About a month after flood sacked many communities in Nigeria, the effect is still being felt at a time displaced people are beginning to adjust to life in the relief camps.
Living in the camps is a mixed bag of sorrow and joy for the internally displaced people. While some are dying, due to the poor sanitary condition of the environment that has aggravated their frailty, others are multiplying. In Ubie clan of Ahoada-East Local Government Area of Rivers State, 12 persons have died.
But even as deaths are being recorded, so are births, as 11 children have so far been delivered in the camps established for persons displaced by the floods. The births are being recorded in camps at Abua Central, Abua/Odual Local Government of the state.
The state government had set up about 12 camps to accommodate the victims of the flood disaster in communities of Abua/Odual and Ahoada-East, which appears to be one of the worst-hit local government areas in the flash flood that ravaged parts of the country.
THISDAY gathered that most of the victims who died were those who took ill, essentially because of the poor sanitary condition in the over-crowded camps. Medical attention was said to have been poor, which helped to increase the number of casualties.
Narrating the ordeal of those in the relief camps, Chairman, Rivers State chapter of the Nigeria Medical Association (NMA), Dr. Ibitrokoemi Faye-Kurubo, complained about the situation in the camps. He gave details of the challenges while briefing journalists at the opening of the 2012 Physicians' Week in Port Harcourt Tuesday.
Faye-Kurubo called for the deployment of more medical facilities in the camps to ensure better welfare for the displaced. From the situation in the camps so far, unless urgent and adequate medical attention is paid to the condition of the people, it is possible that more deaths could be recorded.
"Drugs and other medical aids should be deployed to the relevant agencies in the camps considering the challenges being faced by victims of the flood disaster and to avert possible outbreak of epidemic and other water-related diseases in the camps.

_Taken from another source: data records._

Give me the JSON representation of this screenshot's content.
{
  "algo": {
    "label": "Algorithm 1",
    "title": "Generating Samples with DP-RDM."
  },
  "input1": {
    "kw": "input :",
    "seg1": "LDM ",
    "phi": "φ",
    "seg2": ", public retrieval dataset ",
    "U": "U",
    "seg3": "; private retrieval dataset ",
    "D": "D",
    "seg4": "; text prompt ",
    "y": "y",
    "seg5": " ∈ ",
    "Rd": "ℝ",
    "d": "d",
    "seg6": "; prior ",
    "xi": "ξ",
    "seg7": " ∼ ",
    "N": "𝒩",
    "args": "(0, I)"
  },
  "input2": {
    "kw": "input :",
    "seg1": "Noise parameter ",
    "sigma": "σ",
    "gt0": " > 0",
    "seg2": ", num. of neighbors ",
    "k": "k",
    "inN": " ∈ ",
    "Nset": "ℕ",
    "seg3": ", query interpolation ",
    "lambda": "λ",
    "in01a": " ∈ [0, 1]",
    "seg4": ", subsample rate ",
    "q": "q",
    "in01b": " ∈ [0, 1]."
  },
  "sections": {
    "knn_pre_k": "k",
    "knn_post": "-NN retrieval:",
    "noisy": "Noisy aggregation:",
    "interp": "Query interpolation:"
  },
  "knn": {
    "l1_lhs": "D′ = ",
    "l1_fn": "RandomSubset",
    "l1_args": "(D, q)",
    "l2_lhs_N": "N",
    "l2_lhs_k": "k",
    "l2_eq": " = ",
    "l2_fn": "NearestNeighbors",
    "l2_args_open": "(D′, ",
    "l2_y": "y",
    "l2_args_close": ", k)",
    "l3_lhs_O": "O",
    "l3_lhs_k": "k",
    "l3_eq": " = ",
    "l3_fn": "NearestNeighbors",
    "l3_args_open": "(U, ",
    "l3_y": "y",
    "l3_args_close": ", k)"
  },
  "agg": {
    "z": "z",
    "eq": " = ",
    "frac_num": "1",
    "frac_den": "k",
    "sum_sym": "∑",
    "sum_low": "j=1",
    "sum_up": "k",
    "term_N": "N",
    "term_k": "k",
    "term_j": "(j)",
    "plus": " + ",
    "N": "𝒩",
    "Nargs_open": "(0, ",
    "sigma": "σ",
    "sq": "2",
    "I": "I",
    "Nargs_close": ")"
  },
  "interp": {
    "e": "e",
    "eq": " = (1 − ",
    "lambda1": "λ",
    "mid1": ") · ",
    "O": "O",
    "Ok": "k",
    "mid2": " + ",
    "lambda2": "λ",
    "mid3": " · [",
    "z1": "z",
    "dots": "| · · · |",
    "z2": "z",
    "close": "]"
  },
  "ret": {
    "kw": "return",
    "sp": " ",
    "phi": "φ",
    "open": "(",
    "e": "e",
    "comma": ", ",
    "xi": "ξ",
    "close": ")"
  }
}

"During our (NMA) visit to the camps in Abua, we discovered that 11 children have been delivered by pregnant women," Faye-Kurubo said, noting that it was not the best environment for delivery.
But challenging as the camps are in terms of basic hygienic and health standards, the 11 babies were all safely delivered and without complications. It could not be ascertained whether there are standing gynaecological personnel to assist women during childbirth, or whether the people resorted to using local maternity methods to aid baby deliveries at the camp.
It was also learnt that most of the people who died in the flood in Ubie clan are from Ubio, Ogoda, Oshiobele and Odiereke-Ubie communities in Ahoada-East Local Government Area.
Given the extent of damage caused by the flood in the state, most victims have faulted the Federal Government's categorisation of Rivers State as Category B when President Goodluck Jonathan, on October 9, announced relief packages for states affected by the flood disaster.
Rivers was classified into Category B states which were given N400 million.
The four categories are Category A - N500 million, Category B - N400 million, Category C - N300 million and Category D -N250 million. Although it was considered a thoughtful gesture from the Federal Government, many have expressed fear that the amount is not enough to take care of the victims even while in the relief camps, let alone rehabilitating their homes, which have been devastated by the flood.
Several state governments have constituted standing committees to organise and administer the affairs of those in the refugee camps. Some states are already making provisions for security in the various camps, as unconfirmed reports have hinted of cases of rape and other types of crime in the various relief camps across the country.
Several individuals and government agencies have joined the Federal Government and states in providing relief materials to the various camps. The Niger Delta Development Commission (NDDC), for instance, had provided relief materials, including food items, beddings and medicals to several relief camps within the region. The Presidential Amnesty Office has also provided sundry relief materials to victims of the flood in various states.